**PROVIDED MATERIAL**
***
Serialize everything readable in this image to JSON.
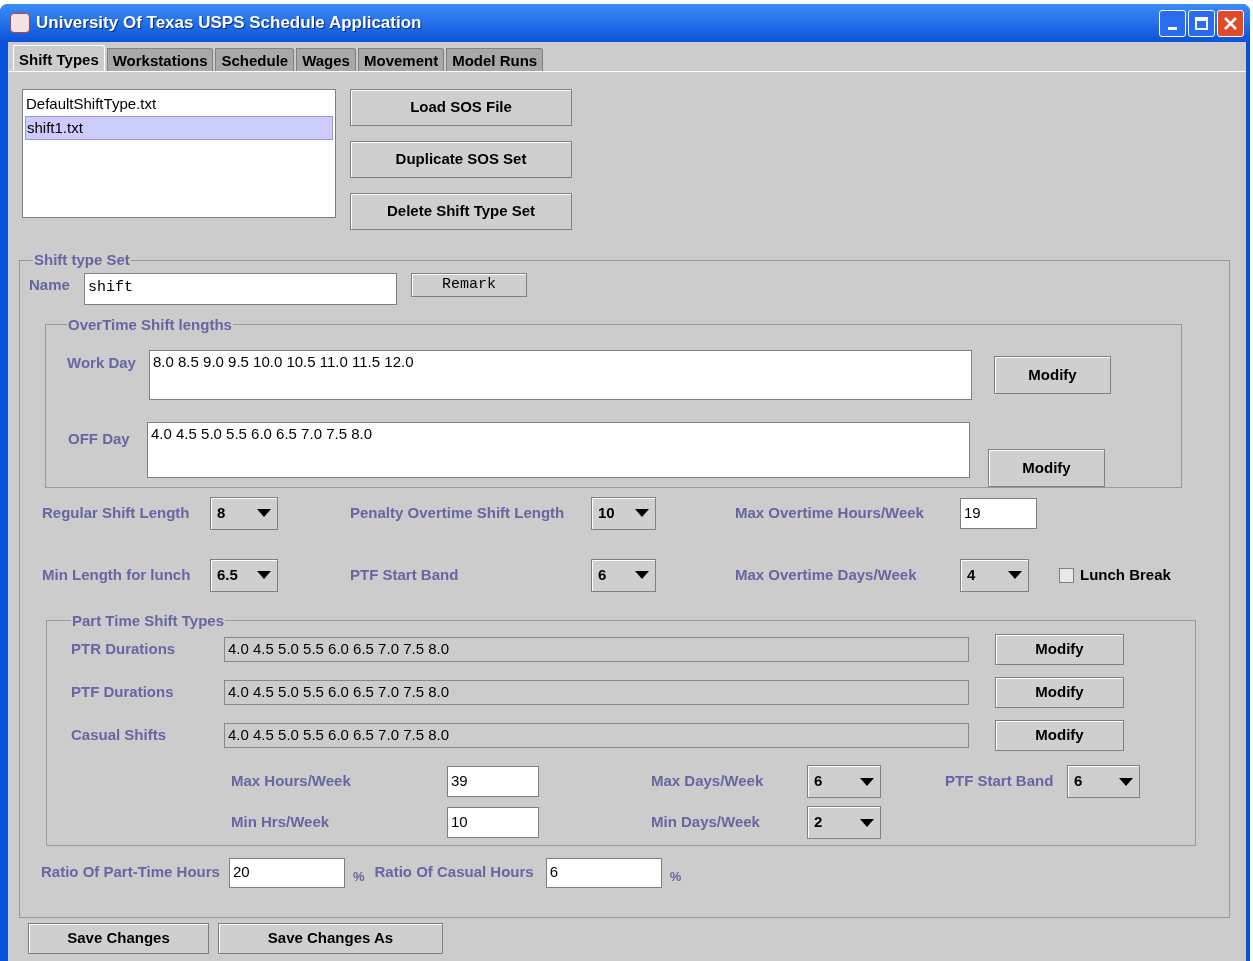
{
  "window": {
    "title": "University Of Texas USPS Schedule Application"
  },
  "tabs": [
    {
      "label": "Shift Types",
      "selected": true
    },
    {
      "label": "Workstations",
      "selected": false
    },
    {
      "label": "Schedule",
      "selected": false
    },
    {
      "label": "Wages",
      "selected": false
    },
    {
      "label": "Movement",
      "selected": false
    },
    {
      "label": "Model Runs",
      "selected": false
    }
  ],
  "files": [
    {
      "label": "DefaultShiftType.txt",
      "selected": false
    },
    {
      "label": "shift1.txt",
      "selected": true
    }
  ],
  "file_buttons": [
    "Load SOS File",
    "Duplicate SOS Set",
    "Delete Shift Type Set"
  ],
  "shift_type_set": {
    "legend": "Shift type Set",
    "name_label": "Name",
    "name_value": "shift",
    "remark_button": "Remark",
    "overtime": {
      "legend": "OverTime Shift lengths",
      "rows": [
        {
          "label": "Work Day",
          "value": "8.0 8.5 9.0 9.5 10.0 10.5 11.0 11.5 12.0",
          "button": "Modify"
        },
        {
          "label": "OFF Day",
          "value": "4.0 4.5 5.0 5.5 6.0 6.5 7.0 7.5 8.0",
          "button": "Modify"
        }
      ]
    },
    "settings": [
      [
        {
          "kind": "dropdown",
          "label": "Regular Shift Length",
          "value": "8"
        },
        {
          "kind": "dropdown",
          "label": "Penalty Overtime Shift Length",
          "value": "10"
        },
        {
          "kind": "field",
          "label": "Max Overtime Hours/Week",
          "value": "19"
        }
      ],
      [
        {
          "kind": "dropdown",
          "label": "Min Length for lunch",
          "value": "6.5"
        },
        {
          "kind": "dropdown",
          "label": "PTF Start Band",
          "value": "6"
        },
        {
          "kind": "dropdown",
          "label": "Max Overtime Days/Week",
          "value": "4"
        },
        {
          "kind": "checkbox",
          "label": "Lunch Break",
          "checked": false
        }
      ]
    ],
    "part_time": {
      "legend": "Part Time Shift Types",
      "rows": [
        {
          "label": "PTR Durations",
          "value": "4.0 4.5 5.0 5.5 6.0 6.5 7.0 7.5 8.0",
          "button": "Modify"
        },
        {
          "label": "PTF Durations",
          "value": "4.0 4.5 5.0 5.5 6.0 6.5 7.0 7.5 8.0",
          "button": "Modify"
        },
        {
          "label": "Casual Shifts",
          "value": "4.0 4.5 5.0 5.5 6.0 6.5 7.0 7.5 8.0",
          "button": "Modify"
        }
      ],
      "limits": [
        [
          {
            "kind": "field",
            "label": "Max Hours/Week",
            "value": "39"
          },
          {
            "kind": "dropdown",
            "label": "Max Days/Week",
            "value": "6"
          },
          {
            "kind": "dropdown",
            "label": "PTF Start Band",
            "value": "6"
          }
        ],
        [
          {
            "kind": "field",
            "label": "Min Hrs/Week",
            "value": "10"
          },
          {
            "kind": "dropdown",
            "label": "Min Days/Week",
            "value": "2"
          }
        ]
      ]
    },
    "ratios": [
      {
        "label": "Ratio Of Part-Time Hours",
        "value": "20",
        "unit": "%"
      },
      {
        "label": "Ratio Of Casual Hours",
        "value": "6",
        "unit": "%"
      }
    ]
  },
  "bottom_buttons": [
    "Save Changes",
    "Save Changes As"
  ]
}
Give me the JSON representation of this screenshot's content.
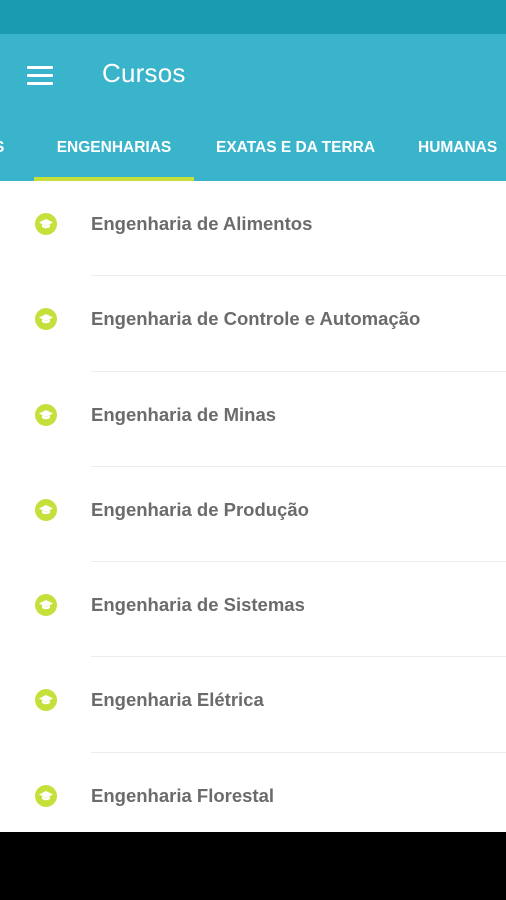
{
  "colors": {
    "status_bar": "#1a9bb0",
    "primary": "#3ab4cb",
    "accent": "#c6df3a",
    "item_text": "#6b6b6b"
  },
  "app_bar": {
    "menu_icon": "hamburger-menu-icon",
    "title": "Cursos"
  },
  "tabs": [
    {
      "label": "S",
      "selected": false
    },
    {
      "label": "ENGENHARIAS",
      "selected": true
    },
    {
      "label": "EXATAS E DA TERRA",
      "selected": false
    },
    {
      "label": "HUMANAS",
      "selected": false
    }
  ],
  "courses": {
    "item_icon": "graduation-cap-icon",
    "items": [
      {
        "label": "Engenharia de Alimentos"
      },
      {
        "label": "Engenharia de Controle e Automação"
      },
      {
        "label": "Engenharia de Minas"
      },
      {
        "label": "Engenharia de Produção"
      },
      {
        "label": "Engenharia de Sistemas"
      },
      {
        "label": "Engenharia Elétrica"
      },
      {
        "label": "Engenharia Florestal"
      }
    ]
  }
}
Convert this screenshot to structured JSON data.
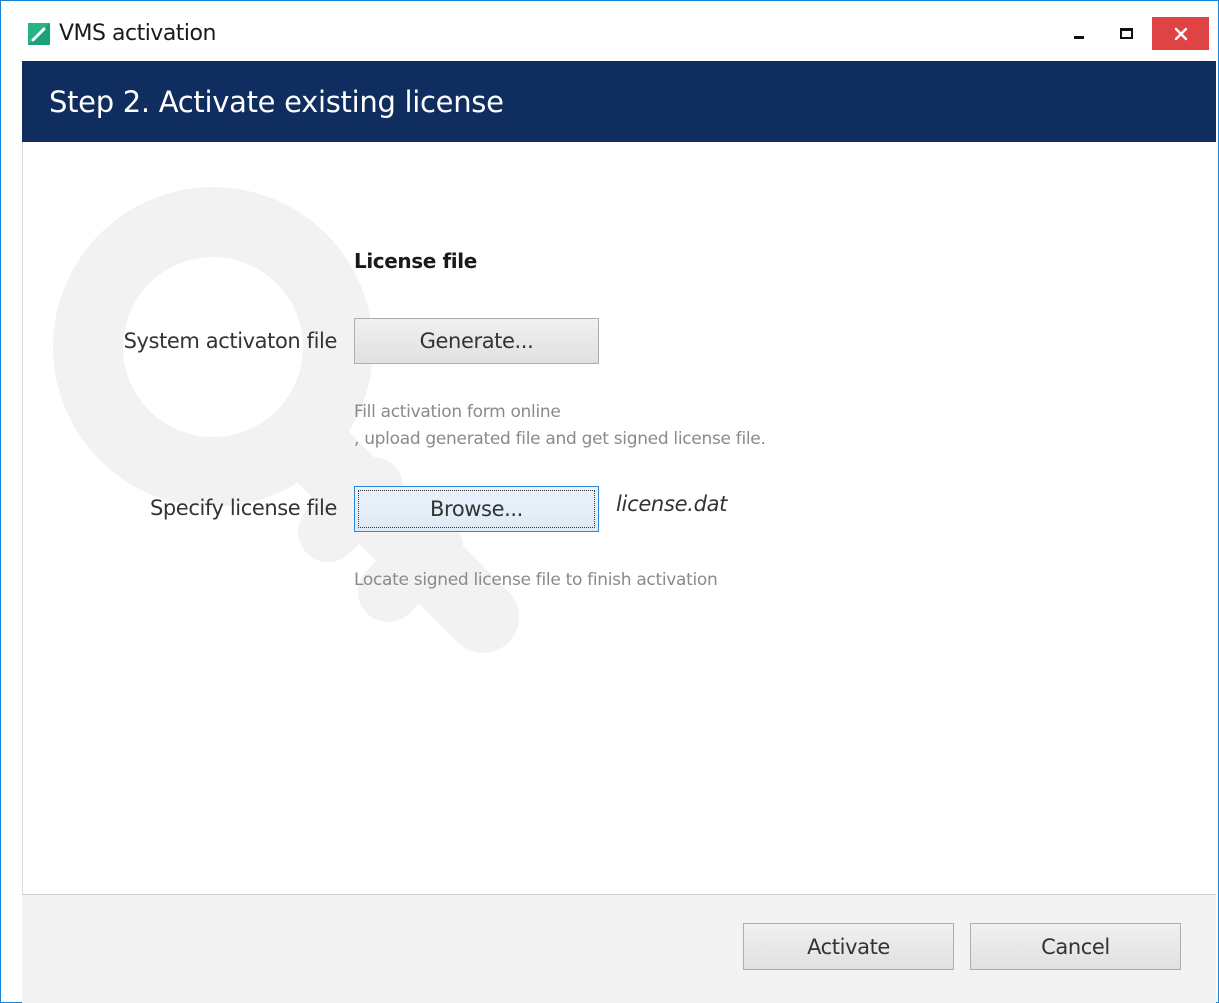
{
  "window": {
    "title": "VMS activation",
    "accent_color": "#1883d7",
    "close_color": "#e04343"
  },
  "header": {
    "title": "Step 2. Activate existing license",
    "background_color": "#0f2d5f"
  },
  "form": {
    "section_heading": "License file",
    "activation_row": {
      "label": "System activaton file",
      "button_label": "Generate...",
      "hint_line1": "Fill activation form online",
      "hint_line2": ", upload generated file and get signed license file."
    },
    "license_row": {
      "label": "Specify license file",
      "button_label": "Browse...",
      "selected_file": "license.dat",
      "hint": "Locate signed license file to finish activation"
    }
  },
  "footer": {
    "activate_label": "Activate",
    "cancel_label": "Cancel"
  },
  "icons": {
    "app": "vms-app-icon",
    "watermark": "key-icon",
    "minimize": "minimize-icon",
    "maximize": "maximize-icon",
    "close": "close-icon"
  }
}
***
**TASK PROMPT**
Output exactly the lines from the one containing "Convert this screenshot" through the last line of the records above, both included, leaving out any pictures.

**RESULT OF THIS EXERCISE**
Convert this screenshot to structured JSON data.
{
  "window": {
    "title": "VMS activation",
    "accent_color": "#1883d7",
    "close_color": "#e04343"
  },
  "header": {
    "title": "Step 2. Activate existing license",
    "background_color": "#0f2d5f"
  },
  "form": {
    "section_heading": "License file",
    "activation_row": {
      "label": "System activaton file",
      "button_label": "Generate...",
      "hint_line1": "Fill activation form online",
      "hint_line2": ", upload generated file and get signed license file."
    },
    "license_row": {
      "label": "Specify license file",
      "button_label": "Browse...",
      "selected_file": "license.dat",
      "hint": "Locate signed license file to finish activation"
    }
  },
  "footer": {
    "activate_label": "Activate",
    "cancel_label": "Cancel"
  },
  "icons": {
    "app": "vms-app-icon",
    "watermark": "key-icon",
    "minimize": "minimize-icon",
    "maximize": "maximize-icon",
    "close": "close-icon"
  }
}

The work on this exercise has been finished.